Monsen, Marie, The Awakening, Revival in China 1927-1937, China Inland Mission, 1961.


Monsterleet, Jean, Martyrs in China, Chicago, IL: Henry Regnery Co., 1956.

Montgomery, Lane H., Never Again, Again, Again...Genocide: Armenia, The Holocaust, Cambodia, Rwanda, Bosnia and Herzegovenia, Darfur, NY: Rudder Finn Press, 2007, 198pp., Bibliography.


Palmer, Gretta, God's Underground in Asia: The Full Story of the Red War of the Church in China, a Story of Organized Terror and Christian Heroism, New York: Appleton-Century-Crofts, Inc., 1953.

Pollock, John, A Foreign Devil in China: The Story of L. Nelson Bell, 1971. Reprinted by World Publications, Minneapolis, 1988.


Puebla Institute, The Martyrs of Maoism: China's Persecuted Christians, Washington, D.C.: Puebla Institute, 1992.


Reformation Today, various articles on China and Christianity, by Bob Davey, between Nov.-Dec. 2007 and Jan.-Feb. 2010 (the latter issue has the most recent article, "The Gospel in China 1930-1937".


Roberts, Dana, Understanding Wachman Nee, Plainfield, NJ: Haven, 1980.


Rummel, R. J., China's Bloody Century: Genocide and Mass Murder since 1900, New Jersey: Transaction Publications, 1991.


Shaw-Tong, Liu, Out of Red China, NY: Duell Sloan and Pierce, 1953, 269pp., preface by author, introduction by Dr. Hu Shih.


Shea, Nina, In the Lion's Den: A Shocking Account of Persecution and Martyrdom of Christians Today and How We Should Respond, Nashville, TN: Broadman & Holman, 1997.


Spence, Jonathon D., The Gate of Heavenly Peace: the Chinese and Their Cultural Revolution, 1895-1980, New York: Viking Press, 1981


Stewart-Smith, D. G., The Defeat of Communism, London: Ludgate Press, 1964, 482pp, introduction by author, preface by Salvador de Madariaga, bibliography, index, 43 historic photographs, maps.


Taylor, Mrs. Howard (Geraldine), The Triumph of John and Betty Stam, Philadelphia: China Inland Mission, 1960. Reprinted by OMF Books, 1978.


Thomson, D. P., Eric Liddell: Athlete and Missionary, Crieff, Scotland: Research Unit, 1971.


Tien Ju-K'ang, Peaks of Faith: Protestant Mission in Revolutionary China, Leiden, The Netherlands: E. J. Brill, 1993.


Tucker, Ruth A., From Jerusalem to Irian Jaya: A Biographical History of Christian Missions, Grand Rapids, MI: Zondervan Publishing House, 1983

Walker, Richard Lewis, The Human Cost of Communism in China, Washington, D.C.:U.S Government Printing Office, 1971. 28 pp., plus 5 p. index, 8 p. introduction by Senator James O. Eastland, forward by Walker, and tetter to Eastland by Senator Thomas J. Dodd, who report be prepared.
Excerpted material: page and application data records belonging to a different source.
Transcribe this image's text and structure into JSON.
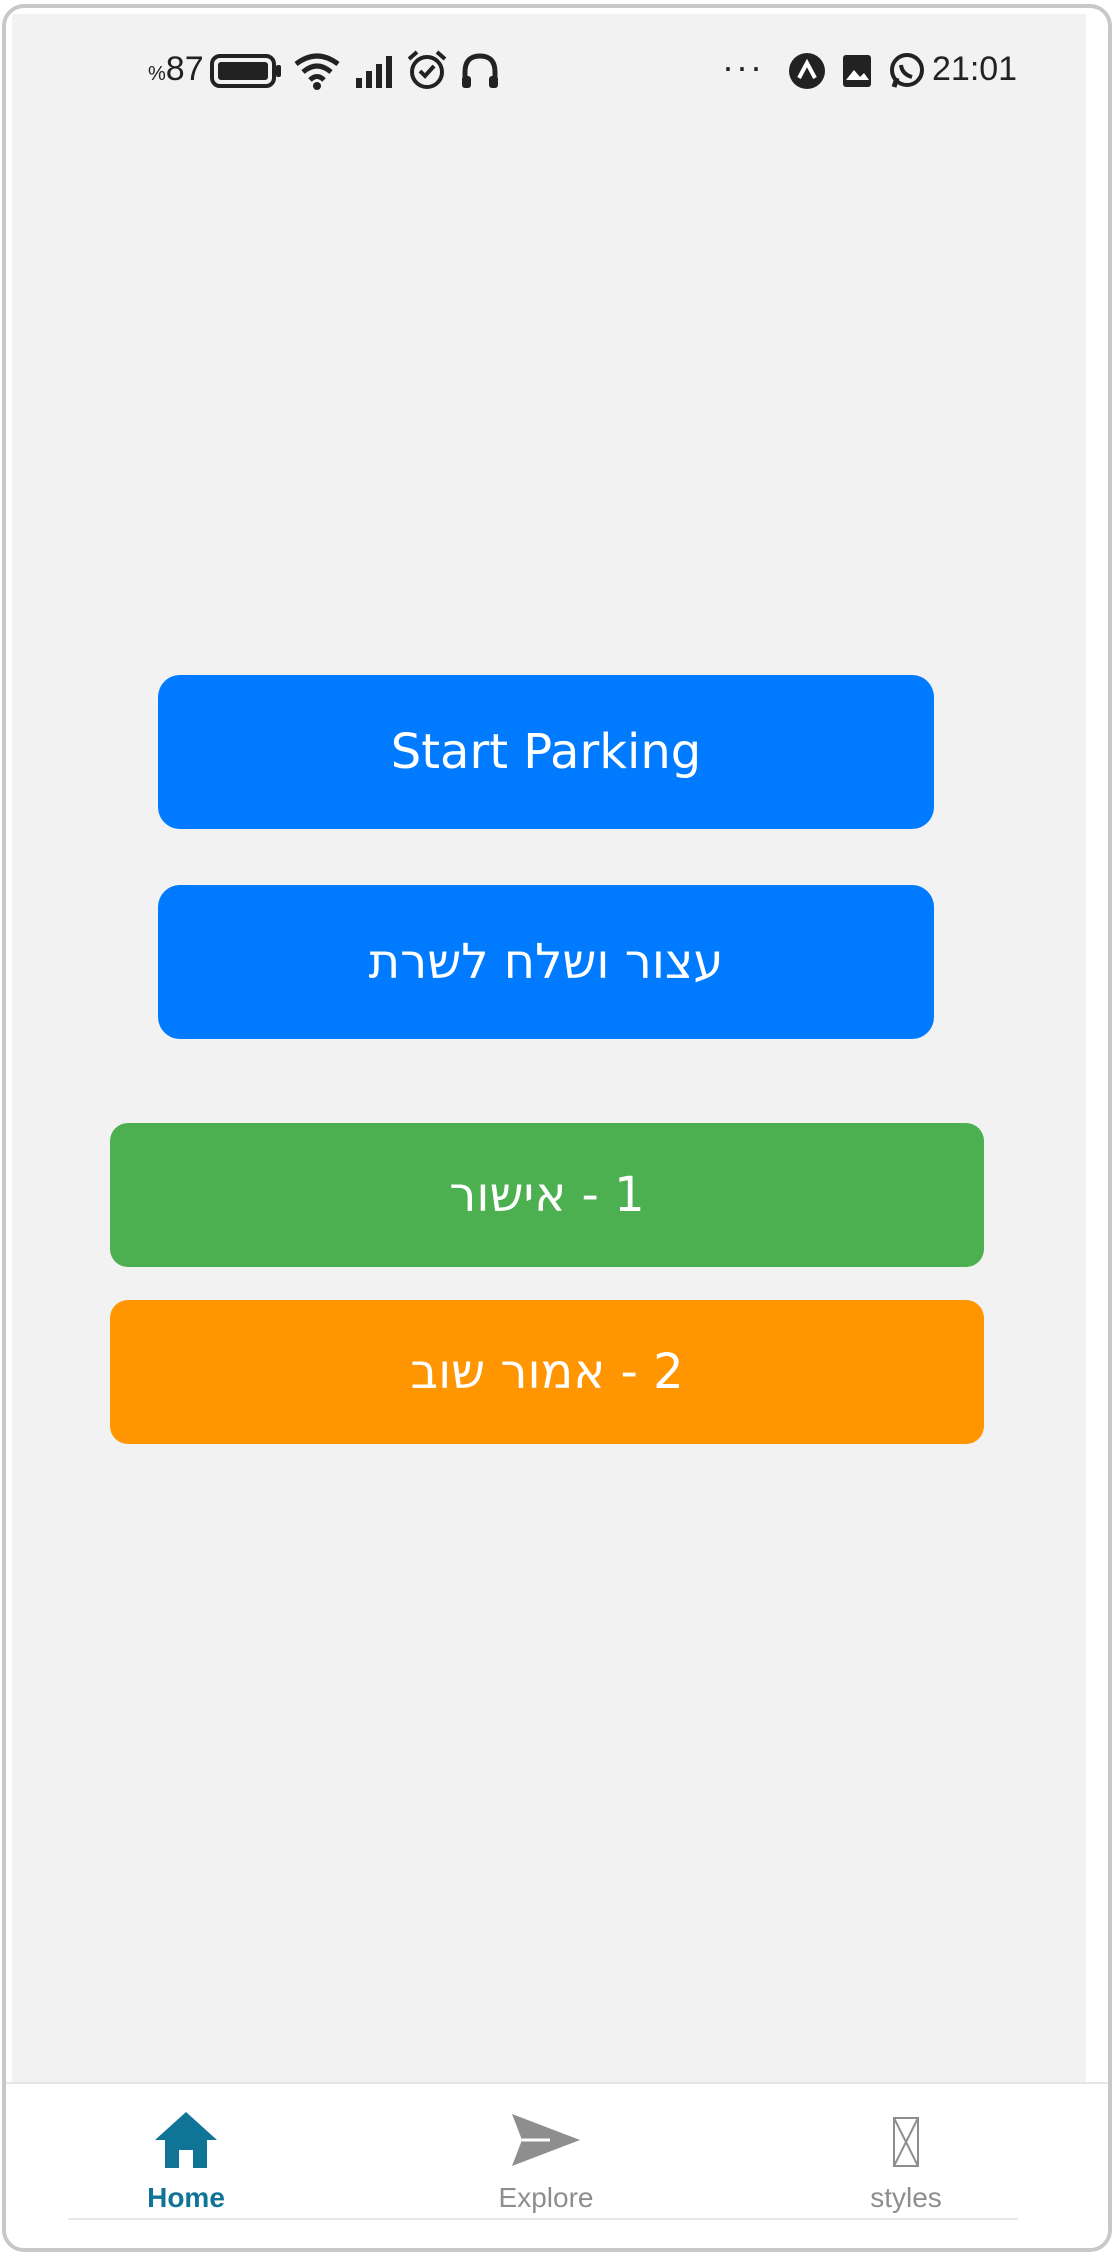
{
  "status_bar": {
    "battery_percent_symbol": "%",
    "battery_value": "87",
    "time": "21:01",
    "dots": "···",
    "icons": [
      "battery-icon",
      "wifi-icon",
      "signal-icon",
      "alarm-icon",
      "headphones-icon",
      "more-dots-icon",
      "app-a-icon",
      "gallery-icon",
      "whatsapp-icon"
    ]
  },
  "buttons": {
    "start_parking": "Start Parking",
    "stop_and_send": "עצור ושלח לשרת",
    "confirm": "1 - אישור",
    "say_again": "2 - אמור שוב"
  },
  "colors": {
    "primary_blue": "#007bff",
    "confirm_green": "#4caf50",
    "repeat_orange": "#ff9500",
    "tab_active": "#0f7496",
    "tab_inactive": "#8e8e8e"
  },
  "tabs": [
    {
      "label": "Home",
      "icon": "home-icon",
      "active": true
    },
    {
      "label": "Explore",
      "icon": "send-icon",
      "active": false
    },
    {
      "label": "styles",
      "icon": "missing-image-icon",
      "active": false
    }
  ]
}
Reprinted by ACU Education and Research Center, 1977.


White, Theodore H. and Annalee Jacoby, Thunder Out of China, New York: William Sloane Associates, 1946.

2 comments:
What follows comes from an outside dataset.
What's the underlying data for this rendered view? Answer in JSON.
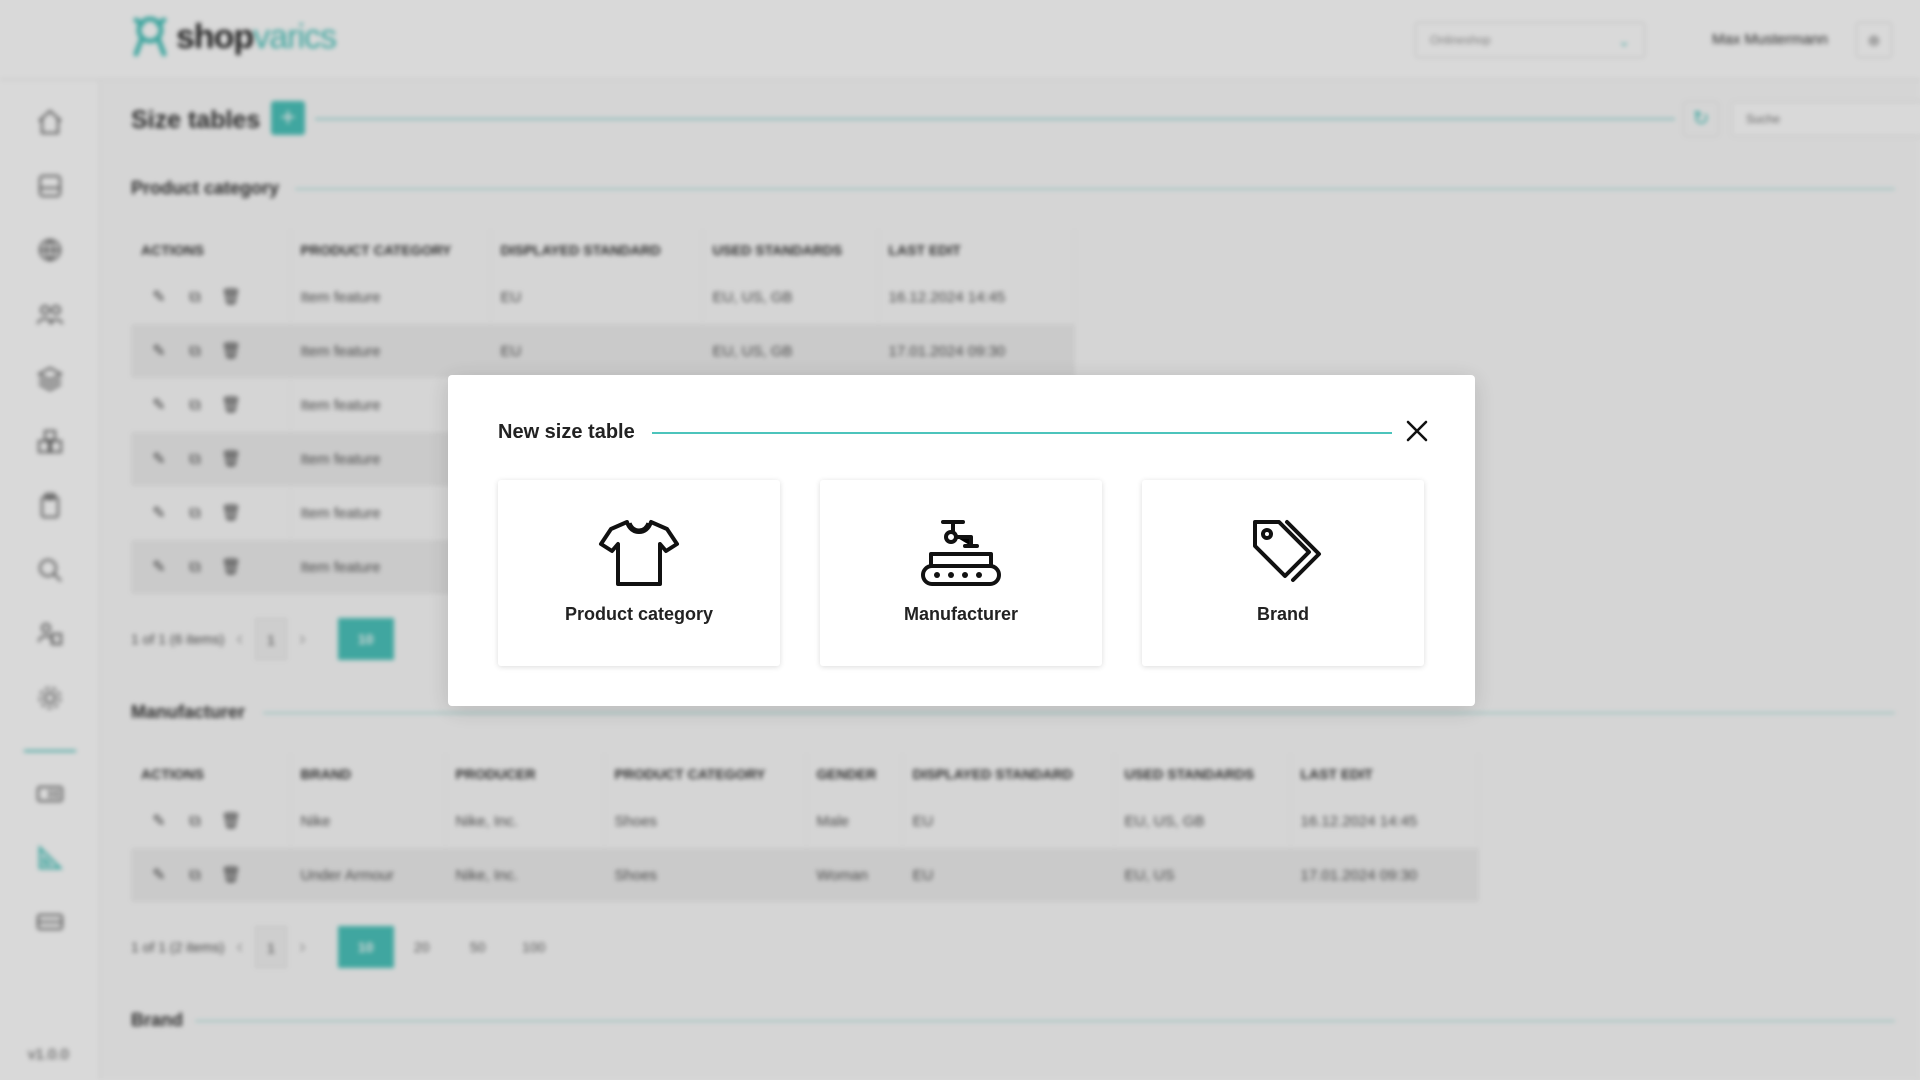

Bruxelles said...

I am happy to read your article. Many people try to close their eyes and not to understand the truth.
I am from Japan. Once I wrote about Edgar Snow and the generally misunderstood concept of "Fascism vs Communism".
Please read it if you have time.
http://goodlucktimes.blog50.fc2.com/
Today I put your article on my page about Edgar Snow and so on.
Thank you very much for your article. (Bruxelles=my handel name)

Vadim said...

Mao and Stalin attacked intellectuals. Why? Mao had plans for turning China into a modern industrial state.
Mao Zedong, The Chinese Intellectuals and The Ferromagnetic Theory of Cancer http://www.tutuz.com/?p=1682